# Action item
Filter the records down to the lines that hold the word "folder", and copy each of those lines.

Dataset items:
--- --- ---
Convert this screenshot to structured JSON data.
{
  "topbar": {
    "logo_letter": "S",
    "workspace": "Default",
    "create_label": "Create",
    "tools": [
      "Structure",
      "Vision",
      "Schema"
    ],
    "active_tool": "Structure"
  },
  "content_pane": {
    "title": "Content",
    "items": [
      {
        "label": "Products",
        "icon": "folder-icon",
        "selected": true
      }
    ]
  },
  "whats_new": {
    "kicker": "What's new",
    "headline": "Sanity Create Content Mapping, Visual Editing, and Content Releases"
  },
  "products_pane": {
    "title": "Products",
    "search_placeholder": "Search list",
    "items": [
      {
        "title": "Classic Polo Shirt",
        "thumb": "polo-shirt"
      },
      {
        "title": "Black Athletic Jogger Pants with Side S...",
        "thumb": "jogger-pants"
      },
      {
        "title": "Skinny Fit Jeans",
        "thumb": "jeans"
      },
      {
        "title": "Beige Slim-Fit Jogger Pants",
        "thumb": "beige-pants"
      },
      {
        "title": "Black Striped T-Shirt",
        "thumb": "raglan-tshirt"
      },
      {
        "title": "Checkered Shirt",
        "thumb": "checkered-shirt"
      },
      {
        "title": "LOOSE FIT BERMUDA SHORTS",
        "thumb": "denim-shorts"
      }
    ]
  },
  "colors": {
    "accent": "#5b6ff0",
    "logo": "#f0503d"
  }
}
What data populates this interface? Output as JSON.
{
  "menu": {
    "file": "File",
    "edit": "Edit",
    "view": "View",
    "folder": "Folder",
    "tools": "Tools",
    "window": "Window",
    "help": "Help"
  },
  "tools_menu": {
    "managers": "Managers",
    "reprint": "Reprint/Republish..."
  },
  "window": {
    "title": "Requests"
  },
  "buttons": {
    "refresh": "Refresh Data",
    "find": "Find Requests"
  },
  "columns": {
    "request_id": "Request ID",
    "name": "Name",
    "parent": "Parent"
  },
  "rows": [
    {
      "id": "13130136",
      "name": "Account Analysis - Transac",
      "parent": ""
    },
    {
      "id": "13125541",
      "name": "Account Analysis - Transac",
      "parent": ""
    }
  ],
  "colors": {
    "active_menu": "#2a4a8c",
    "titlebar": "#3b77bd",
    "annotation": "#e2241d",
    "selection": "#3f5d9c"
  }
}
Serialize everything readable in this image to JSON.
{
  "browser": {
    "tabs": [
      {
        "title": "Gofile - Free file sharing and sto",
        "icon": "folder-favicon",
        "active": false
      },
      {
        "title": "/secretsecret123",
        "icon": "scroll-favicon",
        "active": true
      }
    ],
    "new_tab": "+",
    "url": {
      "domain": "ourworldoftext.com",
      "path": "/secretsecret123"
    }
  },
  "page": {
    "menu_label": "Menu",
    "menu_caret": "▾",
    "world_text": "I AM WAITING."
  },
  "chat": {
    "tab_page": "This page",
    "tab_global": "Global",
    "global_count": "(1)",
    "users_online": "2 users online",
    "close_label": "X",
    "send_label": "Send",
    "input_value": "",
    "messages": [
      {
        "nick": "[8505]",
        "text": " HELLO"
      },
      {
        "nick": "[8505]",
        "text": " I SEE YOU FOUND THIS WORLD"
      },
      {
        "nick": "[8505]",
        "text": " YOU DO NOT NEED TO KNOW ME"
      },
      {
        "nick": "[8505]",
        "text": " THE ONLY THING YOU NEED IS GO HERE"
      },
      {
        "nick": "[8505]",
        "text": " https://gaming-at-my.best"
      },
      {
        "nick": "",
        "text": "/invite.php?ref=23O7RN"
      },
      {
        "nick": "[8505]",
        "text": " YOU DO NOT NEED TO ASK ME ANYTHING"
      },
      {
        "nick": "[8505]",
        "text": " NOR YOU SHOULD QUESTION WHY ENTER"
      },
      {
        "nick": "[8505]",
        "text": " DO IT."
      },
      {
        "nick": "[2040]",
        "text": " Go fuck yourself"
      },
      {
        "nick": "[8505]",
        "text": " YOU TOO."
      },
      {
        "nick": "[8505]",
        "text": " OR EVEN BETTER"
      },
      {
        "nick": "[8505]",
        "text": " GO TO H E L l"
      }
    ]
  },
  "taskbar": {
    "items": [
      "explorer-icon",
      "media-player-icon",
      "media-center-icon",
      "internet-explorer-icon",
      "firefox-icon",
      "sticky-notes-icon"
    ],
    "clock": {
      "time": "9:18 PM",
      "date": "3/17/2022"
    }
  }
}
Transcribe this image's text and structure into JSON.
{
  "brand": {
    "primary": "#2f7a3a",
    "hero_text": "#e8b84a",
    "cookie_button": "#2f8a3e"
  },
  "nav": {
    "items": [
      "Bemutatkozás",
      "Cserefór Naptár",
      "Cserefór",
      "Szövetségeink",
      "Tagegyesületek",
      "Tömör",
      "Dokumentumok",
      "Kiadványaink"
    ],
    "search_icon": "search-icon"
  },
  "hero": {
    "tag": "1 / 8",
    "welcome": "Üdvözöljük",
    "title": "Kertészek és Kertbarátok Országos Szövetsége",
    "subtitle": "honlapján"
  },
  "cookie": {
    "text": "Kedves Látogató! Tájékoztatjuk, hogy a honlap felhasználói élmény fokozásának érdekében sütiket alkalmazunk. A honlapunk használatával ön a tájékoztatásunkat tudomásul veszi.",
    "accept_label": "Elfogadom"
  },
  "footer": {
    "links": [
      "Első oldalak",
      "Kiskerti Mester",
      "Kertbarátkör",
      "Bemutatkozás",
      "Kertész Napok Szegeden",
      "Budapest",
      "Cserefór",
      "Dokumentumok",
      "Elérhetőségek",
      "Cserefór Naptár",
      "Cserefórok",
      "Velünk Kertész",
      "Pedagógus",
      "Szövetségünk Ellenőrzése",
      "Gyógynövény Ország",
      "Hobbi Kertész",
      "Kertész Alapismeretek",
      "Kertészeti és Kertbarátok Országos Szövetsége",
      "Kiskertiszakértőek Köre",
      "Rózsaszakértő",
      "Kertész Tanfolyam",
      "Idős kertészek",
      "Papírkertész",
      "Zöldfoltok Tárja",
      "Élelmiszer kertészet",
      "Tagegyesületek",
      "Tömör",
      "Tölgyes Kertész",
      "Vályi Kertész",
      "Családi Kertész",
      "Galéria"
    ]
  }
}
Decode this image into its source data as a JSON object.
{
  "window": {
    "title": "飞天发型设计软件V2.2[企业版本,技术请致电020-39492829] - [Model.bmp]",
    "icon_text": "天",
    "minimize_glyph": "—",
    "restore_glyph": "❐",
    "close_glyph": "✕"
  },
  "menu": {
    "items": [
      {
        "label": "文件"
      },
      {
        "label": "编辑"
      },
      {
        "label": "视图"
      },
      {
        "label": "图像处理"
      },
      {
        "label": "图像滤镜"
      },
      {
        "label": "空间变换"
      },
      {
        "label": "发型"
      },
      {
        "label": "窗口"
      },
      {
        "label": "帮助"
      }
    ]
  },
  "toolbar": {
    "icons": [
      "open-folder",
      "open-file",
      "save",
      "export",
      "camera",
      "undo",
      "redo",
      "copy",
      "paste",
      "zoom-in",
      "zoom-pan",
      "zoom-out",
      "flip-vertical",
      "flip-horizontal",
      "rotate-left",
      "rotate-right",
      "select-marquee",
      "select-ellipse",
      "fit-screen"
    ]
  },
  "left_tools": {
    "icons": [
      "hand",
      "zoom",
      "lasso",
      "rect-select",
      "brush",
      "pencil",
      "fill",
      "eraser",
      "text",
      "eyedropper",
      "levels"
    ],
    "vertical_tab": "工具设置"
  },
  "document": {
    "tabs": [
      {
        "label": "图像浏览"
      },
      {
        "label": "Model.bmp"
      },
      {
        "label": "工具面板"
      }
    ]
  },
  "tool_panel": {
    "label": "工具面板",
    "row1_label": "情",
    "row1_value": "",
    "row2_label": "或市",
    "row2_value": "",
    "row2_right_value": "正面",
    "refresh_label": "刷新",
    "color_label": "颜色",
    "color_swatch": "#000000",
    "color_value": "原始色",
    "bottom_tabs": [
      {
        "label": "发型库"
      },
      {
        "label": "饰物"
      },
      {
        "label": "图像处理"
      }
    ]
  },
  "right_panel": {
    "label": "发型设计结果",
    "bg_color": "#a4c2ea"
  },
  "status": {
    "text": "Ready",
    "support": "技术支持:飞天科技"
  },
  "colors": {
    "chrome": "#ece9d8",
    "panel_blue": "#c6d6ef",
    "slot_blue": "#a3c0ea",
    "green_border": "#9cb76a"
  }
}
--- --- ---
# Output of the exercise
        "icon": "folder-icon",
    "folder": "Folder",
        "icon": "folder-favicon",
      "open-folder",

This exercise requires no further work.